The best-selling song in the UK in 1985 was Jennifer Rush’s The Power of Love. Thirty years later, it was Uptown Funk, by Mark Ronson, with Bruno Mars. From the soft-rock power ballad to the dance floor, these were two very different highs of the charts.
It is obviously difficult to take a sample of two songs and draw meaningful conclusions about the changes in popular music. But what about a sample of 500,000 songs? This is exactly what scientists at the University of California at Irvine did, to track the trends in the success of different types of songs between 1985 and 2015.
The researchers used the growing availability of large datasets, in this case the online music encyclopedias Musicbrainz and Acousticbrainz. They analyzed half a million songs released in the UK over that 30-year period and correlated chart success with the songs’ acoustic characteristics.
These are broken down into variables such as timbre, tone, dance, mood, and genre groups. The results suggest that there is a general trend of fewer happy songs and more sad songs, while at the same time there has been an increase in the number of dance songs. Yet while this type of “big data” study can reveal new information about the music people listen to, it’s also important to have a big picture of how they listen.
The idea of pop songs getting sadder and sadder makes the read interesting and the titles catchy. But categorizing songs as “happy” or “sad” also depends greatly on social context and interaction. Take the example of a song that topped the charts twice, 16 years apart, Queen’s Bohemian Rhapsody. It’s a complex production on many levels, not directly danceable and sung from the point of view of a nihilistic murderer for whom “nothing really matters”. Yet it is the source of a very happy group participation.
It should also be considered that the way we consume music, and how that consumption is measured, has changed a lot in 30 years. Ratings are much less important now that the amount of music available to the average listener is an order of magnitude greater than it was in 1985. At the time, audiences relied on a relatively small number of stations. to listen to new music. The charts were selected from a limited number of available singles and were much more important in people’s daily listening.
Today listeners have the history of recorded music in their pockets and increased control over how it is listed and ordered to taste. The technology we use to listen to music has even altered our relationship with it, simultaneously expanding the parameters of musical choice and making the listening experience more intensely private.
Even though the graphics themselves have adapted over the decades, incorporating downloads in 2004 and streaming in 2014, they don’t represent the same measure of cultural dominance as they once did. As psychologists Raymond MacDonald, David Hargreaves, and Dorothy Miell note, there has been a “democratization of musical styles to the extent that the earlier association of some styles with ‘serious’ and others with ‘popularity’ n ‘no longer exists to the same extent’.
While the charts record mainstream success, they also interact with and are fueled by musical subcultures that are often set in opposition to that mainstream. They grow up primarily because they’re different from what’s on the charts, but can eventually be successful building on that status, creating tension with the original fans.
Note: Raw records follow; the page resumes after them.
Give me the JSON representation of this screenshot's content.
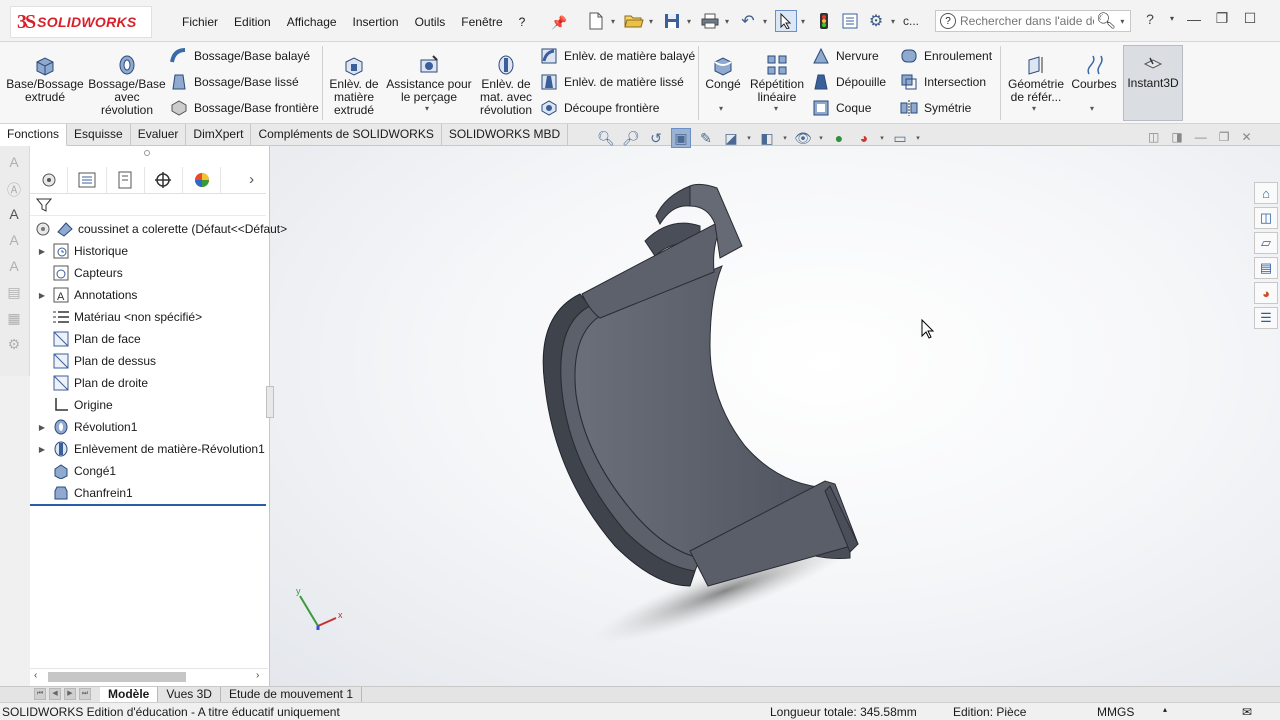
{
  "app": {
    "brand_ds": "3S",
    "brand_name": "SOLIDWORKS"
  },
  "menu": [
    "Fichier",
    "Edition",
    "Affichage",
    "Insertion",
    "Outils",
    "Fenêtre",
    "?"
  ],
  "quick_access": {
    "truncated_label": "c...",
    "search_placeholder": "Rechercher dans l'aide de"
  },
  "ribbon": {
    "extrude": "Base/Bossage extrudé",
    "revolve": "Bossage/Base avec révolution",
    "sweep": "Bossage/Base balayé",
    "loft": "Bossage/Base lissé",
    "boundary": "Bossage/Base frontière",
    "cut_extrude": "Enlèv. de matière extrudé",
    "hole_wizard": "Assistance pour le perçage",
    "cut_revolve": "Enlèv. de mat. avec révolution",
    "cut_sweep": "Enlèv. de matière balayé",
    "cut_loft": "Enlèv. de matière lissé",
    "boundary_cut": "Découpe frontière",
    "fillet": "Congé",
    "pattern": "Répétition linéaire",
    "rib": "Nervure",
    "draft": "Dépouille",
    "shell": "Coque",
    "wrap": "Enroulement",
    "intersect": "Intersection",
    "mirror": "Symétrie",
    "ref_geom": "Géométrie de référ...",
    "curves": "Courbes",
    "instant3d": "Instant3D"
  },
  "cm_tabs": [
    "Fonctions",
    "Esquisse",
    "Evaluer",
    "DimXpert",
    "Compléments de SOLIDWORKS",
    "SOLIDWORKS MBD"
  ],
  "feature_tree": {
    "root": "coussinet a colerette  (Défaut<<Défaut>",
    "items": [
      {
        "label": "Historique",
        "icon": "history-icon",
        "expandable": true
      },
      {
        "label": "Capteurs",
        "icon": "sensor-icon",
        "expandable": false
      },
      {
        "label": "Annotations",
        "icon": "annotation-icon",
        "expandable": true
      },
      {
        "label": "Matériau <non spécifié>",
        "icon": "material-icon",
        "expandable": false
      },
      {
        "label": "Plan de face",
        "icon": "plane-icon",
        "expandable": false
      },
      {
        "label": "Plan de dessus",
        "icon": "plane-icon",
        "expandable": false
      },
      {
        "label": "Plan de droite",
        "icon": "plane-icon",
        "expandable": false
      },
      {
        "label": "Origine",
        "icon": "origin-icon",
        "expandable": false
      },
      {
        "label": "Révolution1",
        "icon": "revolve-feature-icon",
        "expandable": true
      },
      {
        "label": "Enlèvement de matière-Révolution1",
        "icon": "cut-revolve-feature-icon",
        "expandable": true
      },
      {
        "label": "Congé1",
        "icon": "fillet-feature-icon",
        "expandable": false
      },
      {
        "label": "Chanfrein1",
        "icon": "chamfer-feature-icon",
        "expandable": false
      }
    ]
  },
  "bottom_tabs": [
    "Modèle",
    "Vues 3D",
    "Etude de mouvement 1"
  ],
  "status": {
    "edition": "SOLIDWORKS Edition d'éducation - A titre éducatif uniquement",
    "length": "Longueur totale: 345.58mm",
    "mode": "Edition: Pièce",
    "units": "MMGS"
  },
  "triad": {
    "x_label": "x",
    "y_label": "y"
  },
  "colors": {
    "brand_red": "#d8202a",
    "part_gray": "#5a5e68",
    "selection_blue": "#2a5fa8"
  }
}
For example, once tabloid newspapers began to regularly use terms like “acid house” and feature smiley-faced t-shirts in their fashion selections, many original rave fans continued to maintain their sense of distance and opposition to the general public. It’s a pattern familiar with musical subcultures – from mods to hippies to punks – as their markers of difference fit into the larger cultural milieu.
Popular music is therefore a contested territory. Taste models are constantly evolving, with chart success being only one axis of the impact of music.
The limits of big data
The recommendation algorithms of big tech companies are increasingly a part of the musical and cultural choice process, and the massive data sets associated with them are a huge resource for researchers. But the “popular” in popular music is more than a simple quantitative measure of consumption, and it cannot be reduced to aesthetic and stylistic components. It is also necessary to take into account its social functions. And that means researchers from different disciplines – both artistic and scientific – engage in a dialogue to analyze and interpret the data.
Music encoded as digital data now feeds into the larger matrix of economic and political decision-making, such as the Bank of England using it to take economic temperatures. It is therefore more important than ever that the social aspect of music use is not buried under the numbers.